Ian Gent, 8 Sep 2017
Relevant to our paper “Complexity of n-Queens Completion”, JAIR 2017 http://jair.org/papers/paper5512.html
Supporting material for our paper can be found at the following links:
We have provided three Python3 files
queens-diag-gen.py generates instances of the Excluded Diagonals problem. There are three arguments: n: size of board and number of queens to place on it mininfile: minimum number of unblocked squares required in each row/column seed: an integer for Python to use as a seed
./queens-diag-gen.py 10 4 1
produces the following output on my machine
n = 10 numdiags = 14 diags = [[4, 1], [2, 1], [14, 0], [8, 1], [8, 0], [7, 0], [3, 1], [12, 1], [18, 0], [5, 0], [14, 1], [0, 0], [15, 1], [17, 1]]
The value numdiags is the number of diagonals in the list diags. For any number d up to numdiags a valid excluded diagonals instance can be created by taking the FIRST d elements of the list diagas. Other subsets should not be taken as they may not be statistically valid. Therefore the above example creates 15 valid instances from d=0 up to d=14.
The list diags consists of pairs, where the first number represents a pair and the second number the type of diagonal. 1 represents a sum diagonal and 0 represents a difference diagonal. The boards are assumed to be indexed from 0, so the corners of a 10x10 board are (0,0) (0,9), (9,0) and (9,9).
For sum diagonals the excluded diagonal is given by the first number in the pair.
For difference diagonals the excluded diagonal is offset by n-1, i.e. the difference diagonal to be excluded is the first number minus n-1.
For example in the above, the pair [4,1] excludes sum diagonal 4, i.e. squares (0,4), (1,3), (2,2), (3,1), (4,). While the pair [5,0] excludes difference diagonal 5-9=-4 (since 10-1=9). That is, it excludes the squares (0,4), (1,5), (2,6), (3,7), (4,8), (5,9).
Because the Excluded Diagonals problem is different to n Queens Completion, instances cannot be used directly with an n Queens Completion solver. For that reason we have created a Python translator from Excluded Diagonals to n Queens Completion. It does greatly increase the size of board but almost all queens are placed at the start. Solutions are isomorphic in a simple way and the translated problem has the same number of solutions.
For example if the above output of queens-diag-gen.py is in file diag-10-4-1.param then the following creates an equivalent example of n Queens Completion. In this case the parameter “10” indicates that the first 10 diagonals are to be used.

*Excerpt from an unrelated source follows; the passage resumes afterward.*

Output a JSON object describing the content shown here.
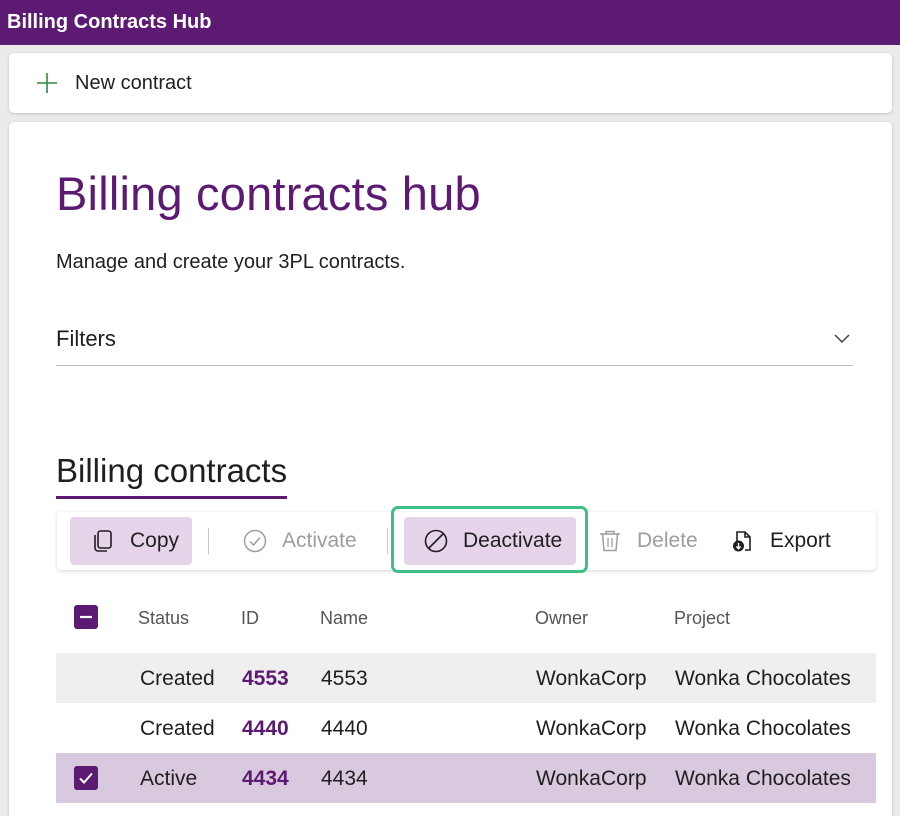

./queens-diag-transform.py 10 < diag-10-4-1.param > completion-10-4-1.param
The output file starts like this with most of it omitted:
letting n = 2550 letting init = [[52, 19], [58, 31], [59, 33], [48, 11], [61, 37], [66, 47], [14, 18], [16, 14], [10, 26], [15, 16], [6, 34], [4, 38], [3, 40], [2527, 1070], ...
Although the value of n is massively larger, in this example n=2550, only 10 queens remain to be placed, so in fact search in the two problems is equivalent. Note the format is that the board size is 2550 and the bottom square is still (0,0). In this example there are queens placed at squares (52,19), (58,31) and so on.
The following link contains all instances we used in the paper. If you only wish the instances for Excluded Diagonals, with additional instances up to n=30, they are at this link
If you wish to experiment with n Queens Completion and cannot run the python translator, we have prepared a sample of 100 instances at each n from 10 to 30, with n diagonals excluded in each case.
As we discussed in the paper, we could only solve up to n=21 using all our solvers. The bit manipulation solver was the fastest and could also solve up to n=22. However it is unlikely to scale so currently we have no method to reliably solve instances up to n=30.
The results file linked above contains results on every experiment we ran. In this directory results directory you can see a file called columns.txt which has the summary. For the excluded diagonals problems (for our results using the SAT solver Lingeling) they are
# 1 N (size of board) # 2 M (number of blocks to place/diagonals to exclude) # 3 instance id # 4 result status text # 5 sat boolean # 6 timed out boolean # 7 conflicts # 8 conflicts per sec # 9 nodes # 10 nodes per sec # 11 propagations # 12 Megapropagations per sec # 13 solve time # 14 total time # 15 total system time # 16 total wall time # 17 filename for result data
You should be able to find the result by looking for the instances you are comparing against. E.g. the one mentioned generated with parameters 10 4 1, and taking the first 9 queens had results
10 9 1 UNSATISFIABLE 0 0 28 4000.6 34 4857.8 717 0.1 0.0 0.21 0.03 0.20 runs-diag-2/diag-10/diag-10-9/diag-10-4-1.param-9.result
You can see this one had no solution and had a total time (column 14) of 0.21s. You can search the data, for example to find the hardest one for this particular algorithm was n=21 excluded=19 id=259 which took about 2600s and was unsatisfiable.